BCUA, Fort Lee, Hackensack and Ridgefield Park have joined together to form the BCUA CSO Group to develop a regional CSO LTCP. The LTCP will evaluate the means, costs and effectiveness of control alternatives for reducing the frequency and volume of CSO discharges and will establish a plan, cost, and construction schedule for implementation of the plan. The LTCP is required to be submitted to NJDEP by June 1, 2020. However, it is anticipated that the cost to construct potential improvements that will be required to comply with NJDEP regulations will be very high. Due to the extent, complexity and costs involved, the NJDEP expects that towns may need as long as twenty-five to thirty years to fully implement.
What can you do to help now? SLOW the FLOW
As a community and as an individual you can help reduce the amount of water that enters the Combined Sewer System during wet weather events. This requires that people first understand what a combined sewer is and how our individual actions can have great impact. For example, runoff from rooves and driveways often directly flow into neighboring catch basins. This greatly contributes to the excess flows during a rain event that result in CSO discharges. If you can retain some of the rainwater on your property during the storm, such as with rain barrels, the water can be used for plants or released to the sewer system gradually during dry weather. The BCUA has a homeowner’s rain barrel incentive program. Click here for more information on this program,
BCUA is Currently Studying Alternatives
The BCUA CSO Group is near completion of the various studies and investigations needed to develop the LTCP. The Borough has a “CSO Team” comprised of several members of the community and Borough personnel that are intended to educate and obtain public input on the work being undertaken. There will be future opportunities for additional public input and comments. The Borough will also keep all residents informed as this program continues.
You can find more information following these links:
Bergen County Utilities Authority (BCUA) Combined Sewer Overflow (CSO)
CSO Long Term Control Plan Submittals
Reports and Plans
- BCUA Combined Sewer System Communities 2019
- Illict Connection Ordinance - Article I, Chapter 357 - Storm-Sewers
- Improper Disposal of Waste to Storm Sewer System Ordinance - Article IX, Chapter 356 - Solid Waste
- Littering Ordinance - Article VIII Chapter 356 - Solid Waste
- Pet Waste Ordinance - Article II, Chapter 138 - Animals

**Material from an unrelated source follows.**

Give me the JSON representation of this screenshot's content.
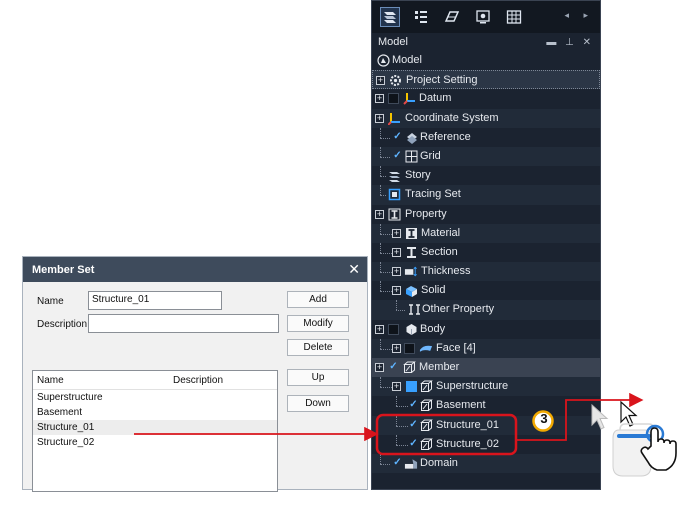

- Private Storm Drain Inlet
- Solutions to Stormwater Pollution
- Stormwater Management Ordinance - Chapter 358
- Wildlife Feeding Ordinance - Article III, Chapter 138 - Animals
- Yard Waste Collection